Stored items from a collection
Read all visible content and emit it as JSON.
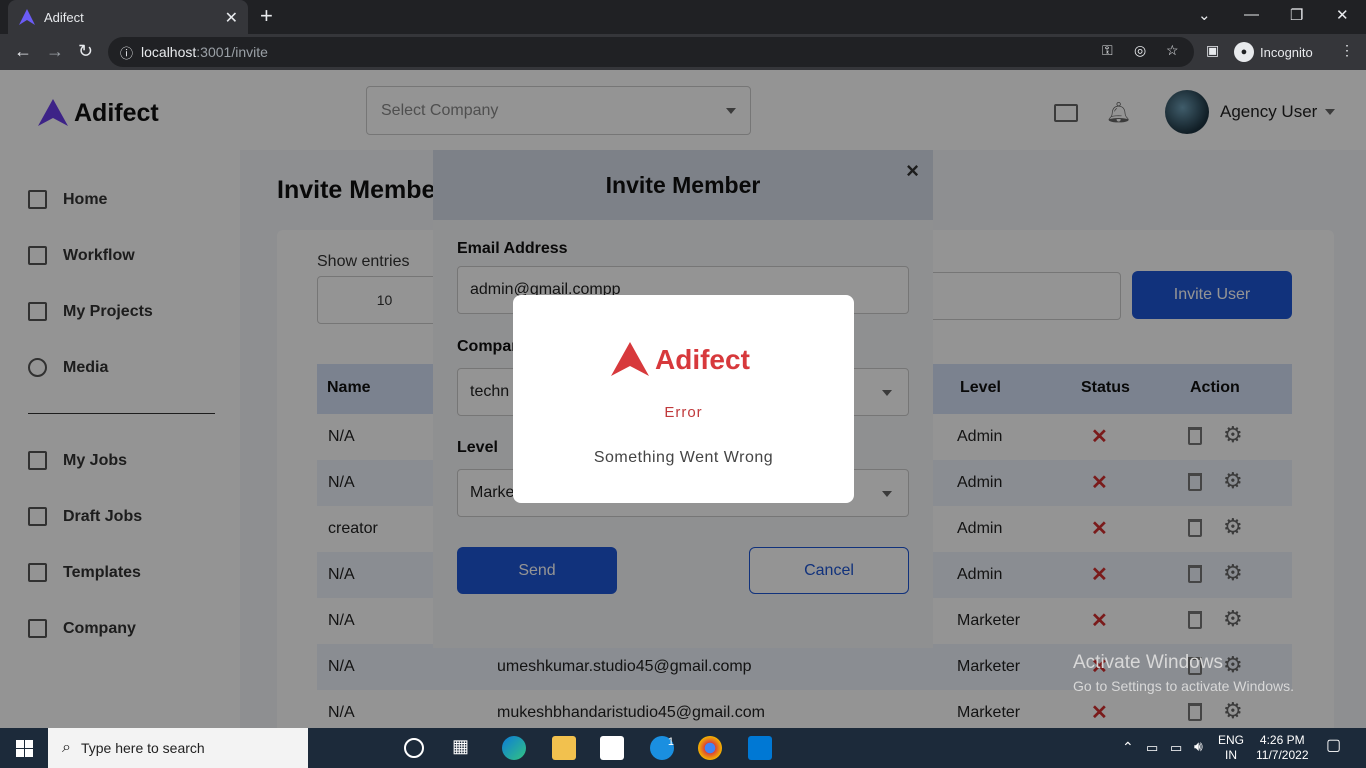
{
  "browser": {
    "tab_title": "Adifect",
    "url_host": "localhost",
    "url_path": ":3001/invite",
    "incognito_label": "Incognito"
  },
  "app": {
    "brand": "Adifect",
    "company_placeholder": "Select Company",
    "user_name": "Agency User",
    "sidebar": {
      "items": [
        "Home",
        "Workflow",
        "My Projects",
        "Media",
        "My Jobs",
        "Draft Jobs",
        "Templates",
        "Company"
      ]
    },
    "page_title": "Invite Member",
    "show_entries_label": "Show entries",
    "entries_value": "10",
    "invite_user_label": "Invite User",
    "table": {
      "headers": [
        "Name",
        "Level",
        "Status",
        "Action"
      ],
      "rows": [
        {
          "name": "N/A",
          "email": "",
          "level": "Admin"
        },
        {
          "name": "N/A",
          "email": "",
          "level": "Admin"
        },
        {
          "name": "creator",
          "email": "",
          "level": "Admin"
        },
        {
          "name": "N/A",
          "email": "",
          "level": "Admin"
        },
        {
          "name": "N/A",
          "email": "",
          "level": "Marketer"
        },
        {
          "name": "N/A",
          "email": "umeshkumar.studio45@gmail.comp",
          "level": "Marketer"
        },
        {
          "name": "N/A",
          "email": "mukeshbhandaristudio45@gmail.com",
          "level": "Marketer"
        }
      ]
    }
  },
  "modal": {
    "title": "Invite Member",
    "close_icon": "×",
    "email_label": "Email Address",
    "email_value": "admin@gmail.compp",
    "company_label": "Company",
    "company_value": "techn",
    "level_label": "Level",
    "level_value": "Marke",
    "send_label": "Send",
    "cancel_label": "Cancel"
  },
  "popup": {
    "brand": "Adifect",
    "title": "Error",
    "message": "Something Went Wrong",
    "accent_color": "#d7393c"
  },
  "watermark": {
    "line1": "Activate Windows",
    "line2": "Go to Settings to activate Windows."
  },
  "taskbar": {
    "search_placeholder": "Type here to search",
    "lang": "ENG",
    "region": "IN",
    "time": "4:26 PM",
    "date": "11/7/2022",
    "skype_badge": "1"
  },
  "colors": {
    "primary": "#1e56d6",
    "error": "#d32f2f",
    "table_header": "#d4e1f7"
  }
}
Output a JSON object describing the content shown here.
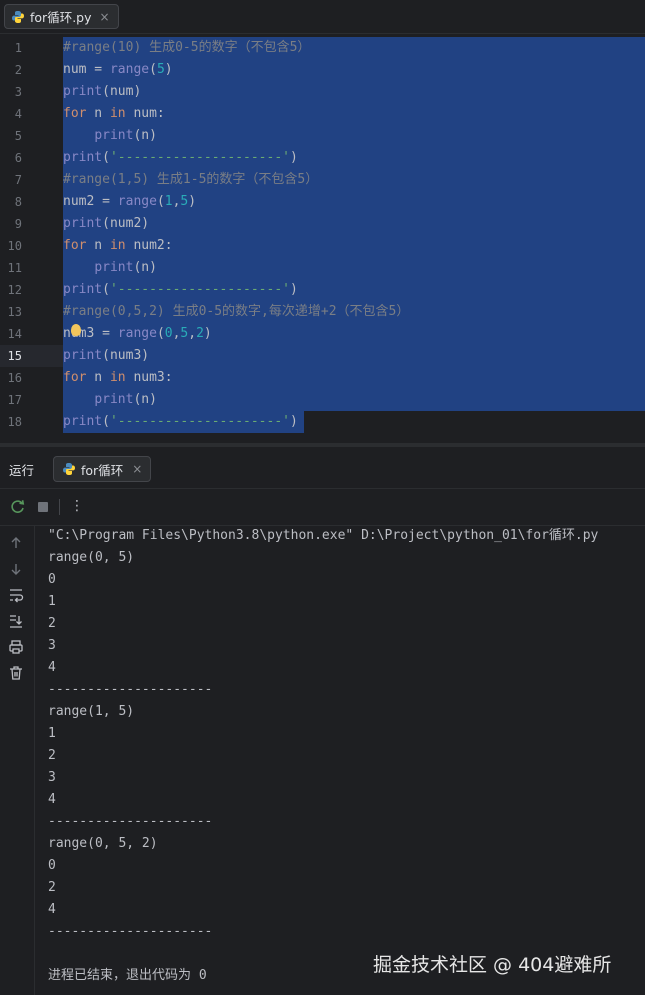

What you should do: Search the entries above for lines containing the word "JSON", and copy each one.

Problem solution:
Read all visible content and emit it as JSON.
Output a JSON object describing the content shown here.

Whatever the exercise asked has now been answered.